This group of islands, smaller than the Isle of Wight but with a population of around 450,000, has always been a favourite for retiring Britons. A warm and friendly local population – where over 80% speak English – is attractive in itself, but there is also appeal in its stable political and financial system and relatively benign tax regime.

Malta operates its own version of domicile, similar to that of the UK. Residents of Malta who do not have Maltese domicile (and who are not resident in Malta as a result of a residency programme) only pay tax on Maltese source income and gains and overseas income which is remitted there.

Maltese scale income tax rates up to a maximum of 35% usually apply, unless you work in the financial services, aviation or gaming industries. As these are business areas that Malta is concentrating on expanding domestically, a flat rate of 15% is in place to encourage residents from those fields.

Income arising overseas but not remitted to Malta is not taxable, whilst overseas capital gains may be remitted without taxation applying.

Pension income

The general position on pensions in Maltese double tax treaties is that pensions and annuities are taxable in the country of residence. The exception here is government service pensions, which normally remain taxable in the state in which they are paid.

This would seem to be an attractive position for UK nationals resident in Malta with private or company pension schemes, if they retain them offshore. But a small clause in the UK-Malta treaty states they will only be exempt from UK taxation if the UK national is remitting the full amount to Malta (which HMRC will review).

A QROPS (Qualifying Recognised Overseas Pension Scheme) can overcome this issue by shifting the UK pension scheme to a jurisdiction outside of the treaty’s scope. This, in turn, enables pension funds to be received tax-free from the UK perspective, and only liable to taxation in Malta to the extent that it is remitted.


UK tax-efficient investments have no benefit in Malta, where they will be taxable. Anyone wishing to draw upon their investments to live on should therefore consider restructuring their financial assets, ideally before relocating.

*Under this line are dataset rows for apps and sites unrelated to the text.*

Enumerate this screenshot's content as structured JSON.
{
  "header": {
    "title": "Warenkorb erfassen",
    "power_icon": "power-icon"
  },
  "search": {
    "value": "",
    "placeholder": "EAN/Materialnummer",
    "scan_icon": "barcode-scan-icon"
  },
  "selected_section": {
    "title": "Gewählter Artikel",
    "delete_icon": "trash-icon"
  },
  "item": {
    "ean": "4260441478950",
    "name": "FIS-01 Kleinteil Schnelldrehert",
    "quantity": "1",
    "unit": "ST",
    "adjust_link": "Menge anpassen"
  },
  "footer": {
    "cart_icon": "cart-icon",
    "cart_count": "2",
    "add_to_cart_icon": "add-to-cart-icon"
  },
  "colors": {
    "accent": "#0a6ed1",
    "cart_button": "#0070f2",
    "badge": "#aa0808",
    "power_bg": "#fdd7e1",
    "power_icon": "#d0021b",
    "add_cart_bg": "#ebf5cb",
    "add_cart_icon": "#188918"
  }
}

A Maltese-compliant offshore life assurance bond can house a wide range of asset classes and investment types in varying currencies. These arrangements are deemed ’non-income producing’, which means that not only can they grow in a tax-free environment, but that any withdrawal remitted to Malta is free from Maltese taxation.    

Inheritance tax and succession law

There is no inheritance tax or gift taxes in Malta, but stamp duty is chargeable on transfers of Maltese real estate at 5%, and on certain Maltese company shares at 2%.

UK nationals will remain liable to UK inheritance tax if they retain their UK domicile.

Under Maltese succession law, forced heirship reserves a portion of the estate for the spouse and children, which varies depending upon the number of children. For UK nationals residing in Malta, the new EU succession regulation, ‘Brussels IV’, introduced in August 2015 allows an individual to elect, via their will, for the laws of their country of nationality to apply. However, it does not alter where successions taxes are payable.

Ultimately, while Malta can offer a highly favourable tax environment for Britons looking to retire to a place in the sun, expert guidance is recommended before relocating to secure the best results.     


Tax rates, scope and reliefs may change. Any statements concerning taxation are based upon our understanding of current taxation laws and practices which are subject to change. Tax information has been summarised; an individual is advised to seek personalised advice.

Tax rates, scope and reliefs may change. Any statements concerning taxation are based upon our understanding of current taxation laws and practices which are subject to change. Tax information has been summarised; individuals should seek personalised advice.